On stage, he has the dress sense of a fusty junior insurance clerk, and the subdued social awkwardness to match but Stephen Carlin in fast establishing himself as one of the most distinctive, and funniest, new comedians in Britain.
His obsessions are pedestrian, too, with a particularly quirky fixation with snooker and its rules, possibly because he loves the clear order such rigid guidelines produce.
It's a fastidious nature that he puts to impeccable use, pedantically careful in picking apart previously unnoticed absurdities with careful, scientific precision.
So while he starting points may lie in the everyday, his steely logic paradoxically moves the familiar into the bizarre. Never again will you look at Popeye The Sailor Man, Reservoir Dogs or hoof-handed men in quite the same way.
His use of language is equally meticulous, with just the right word, phrase or eccentric sentence construction, skilfully delivered in his deadpan Edinburgh brogue, to brilliant effect.
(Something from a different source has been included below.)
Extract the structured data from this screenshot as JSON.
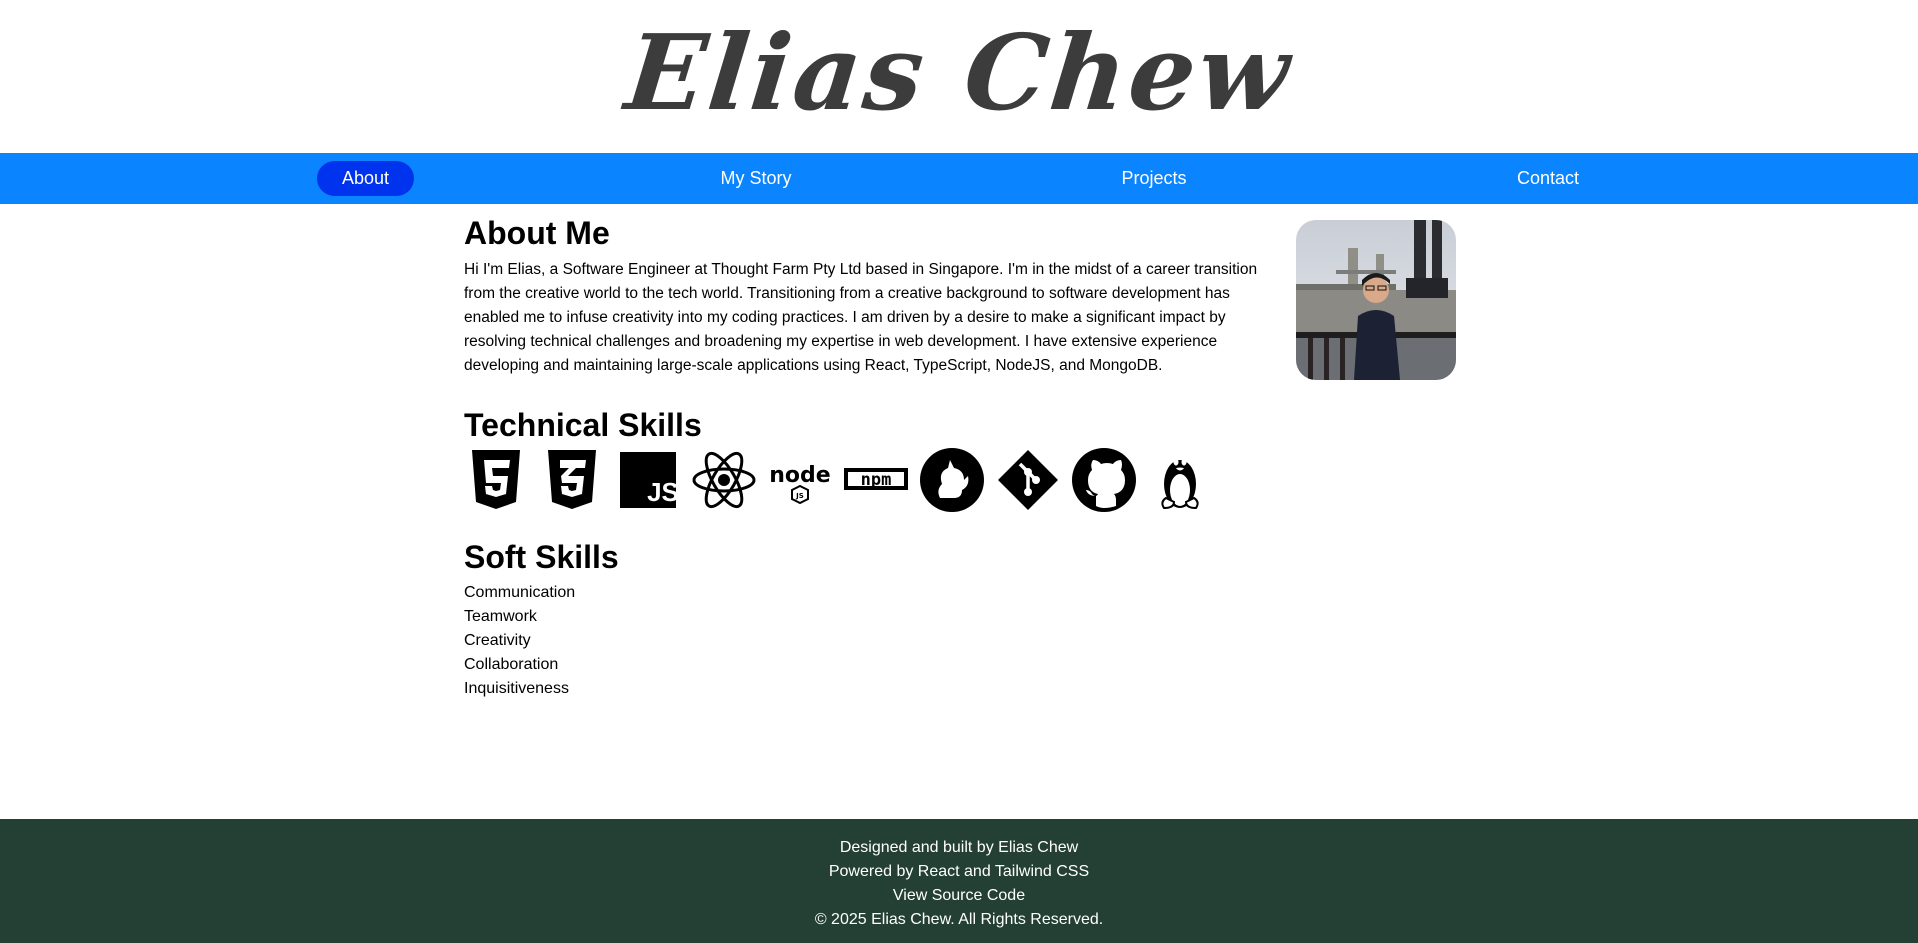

And he's becoming an increasingly adept performer, learning how to harness his shy unease to his advantage, rather than his detriment.
Carlin is, in short, a man who deserves to go far.